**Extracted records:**
# # # #
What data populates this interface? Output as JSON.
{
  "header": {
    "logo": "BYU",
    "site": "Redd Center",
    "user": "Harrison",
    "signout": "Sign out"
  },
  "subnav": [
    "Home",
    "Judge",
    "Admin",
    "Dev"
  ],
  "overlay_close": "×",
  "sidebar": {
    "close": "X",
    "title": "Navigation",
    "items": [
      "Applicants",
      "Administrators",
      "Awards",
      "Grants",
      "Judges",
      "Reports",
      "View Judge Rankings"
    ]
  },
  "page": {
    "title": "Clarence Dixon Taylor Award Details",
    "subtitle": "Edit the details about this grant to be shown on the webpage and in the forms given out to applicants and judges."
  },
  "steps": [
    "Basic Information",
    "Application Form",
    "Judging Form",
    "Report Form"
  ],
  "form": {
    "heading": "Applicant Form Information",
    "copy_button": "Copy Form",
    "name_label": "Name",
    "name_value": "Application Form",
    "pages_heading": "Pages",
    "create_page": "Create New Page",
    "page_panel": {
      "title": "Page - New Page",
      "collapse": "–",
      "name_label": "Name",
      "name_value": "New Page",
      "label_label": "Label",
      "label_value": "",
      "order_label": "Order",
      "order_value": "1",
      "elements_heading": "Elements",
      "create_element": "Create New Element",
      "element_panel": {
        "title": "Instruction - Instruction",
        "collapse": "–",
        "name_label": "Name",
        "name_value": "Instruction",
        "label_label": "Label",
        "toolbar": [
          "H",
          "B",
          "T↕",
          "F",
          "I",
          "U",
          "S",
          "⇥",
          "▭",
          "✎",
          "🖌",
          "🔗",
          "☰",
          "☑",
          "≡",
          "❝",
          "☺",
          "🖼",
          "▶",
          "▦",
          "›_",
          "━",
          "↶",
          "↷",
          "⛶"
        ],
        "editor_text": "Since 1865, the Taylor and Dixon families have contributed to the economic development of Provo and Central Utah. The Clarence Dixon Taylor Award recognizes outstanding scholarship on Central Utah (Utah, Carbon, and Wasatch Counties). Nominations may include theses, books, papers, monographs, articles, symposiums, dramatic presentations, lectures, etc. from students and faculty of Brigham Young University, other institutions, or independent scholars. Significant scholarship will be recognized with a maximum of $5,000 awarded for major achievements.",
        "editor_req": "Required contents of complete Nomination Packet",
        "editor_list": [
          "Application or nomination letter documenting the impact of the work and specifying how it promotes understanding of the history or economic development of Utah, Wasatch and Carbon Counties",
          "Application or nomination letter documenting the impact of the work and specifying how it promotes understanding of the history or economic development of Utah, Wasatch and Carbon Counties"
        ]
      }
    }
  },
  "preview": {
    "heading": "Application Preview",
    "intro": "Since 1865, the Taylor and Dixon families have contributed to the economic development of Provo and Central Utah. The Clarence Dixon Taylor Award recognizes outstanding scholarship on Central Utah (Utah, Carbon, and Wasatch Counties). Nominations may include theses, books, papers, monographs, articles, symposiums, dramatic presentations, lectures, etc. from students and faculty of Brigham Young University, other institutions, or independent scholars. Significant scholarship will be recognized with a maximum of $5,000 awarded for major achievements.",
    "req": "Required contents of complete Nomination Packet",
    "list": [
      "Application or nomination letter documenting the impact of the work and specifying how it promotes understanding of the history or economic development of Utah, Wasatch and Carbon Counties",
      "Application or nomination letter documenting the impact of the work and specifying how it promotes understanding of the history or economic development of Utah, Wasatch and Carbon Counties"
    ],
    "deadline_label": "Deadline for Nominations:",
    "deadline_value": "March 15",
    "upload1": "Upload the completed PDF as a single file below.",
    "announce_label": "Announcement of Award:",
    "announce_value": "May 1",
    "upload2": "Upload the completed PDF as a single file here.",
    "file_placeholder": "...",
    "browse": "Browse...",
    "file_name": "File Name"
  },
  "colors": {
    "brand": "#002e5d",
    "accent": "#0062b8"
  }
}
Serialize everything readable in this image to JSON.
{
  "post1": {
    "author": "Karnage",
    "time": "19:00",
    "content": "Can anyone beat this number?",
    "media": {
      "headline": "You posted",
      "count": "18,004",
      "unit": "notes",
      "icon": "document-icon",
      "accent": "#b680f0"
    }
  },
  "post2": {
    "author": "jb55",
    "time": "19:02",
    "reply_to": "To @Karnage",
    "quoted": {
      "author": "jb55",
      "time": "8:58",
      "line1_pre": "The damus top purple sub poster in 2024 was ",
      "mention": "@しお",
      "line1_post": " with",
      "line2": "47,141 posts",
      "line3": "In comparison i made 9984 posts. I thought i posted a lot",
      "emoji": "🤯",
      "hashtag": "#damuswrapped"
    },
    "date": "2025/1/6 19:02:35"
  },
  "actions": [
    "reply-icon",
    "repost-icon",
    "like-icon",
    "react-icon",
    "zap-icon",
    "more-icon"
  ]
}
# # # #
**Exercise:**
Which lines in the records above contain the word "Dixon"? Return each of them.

**Response for this exercise:**
    "title": "Clarence Dixon Taylor Award Details",
        "editor_text": "Since 1865, the Taylor and Dixon families have contributed to the economic development of Provo and Central Utah. The Clarence Dixon Taylor Award recognizes outstanding scholarship on Central Utah (Utah, Carbon, and Wasatch Counties). Nominations may include theses, books, papers, monographs, articles, symposiums, dramatic presentations, lectures, etc. from students and faculty of Brigham Young University, other institutions, or independent scholars. Significant scholarship will be recognized with a maximum of $5,000 awarded for major achievements.",
    "intro": "Since 1865, the Taylor and Dixon families have contributed to the economic development of Provo and Central Utah. The Clarence Dixon Taylor Award recognizes outstanding scholarship on Central Utah (Utah, Carbon, and Wasatch Counties). Nominations may include theses, books, papers, monographs, articles, symposiums, dramatic presentations, lectures, etc. from students and faculty of Brigham Young University, other institutions, or independent scholars. Significant scholarship will be recognized with a maximum of $5,000 awarded for major achievements.",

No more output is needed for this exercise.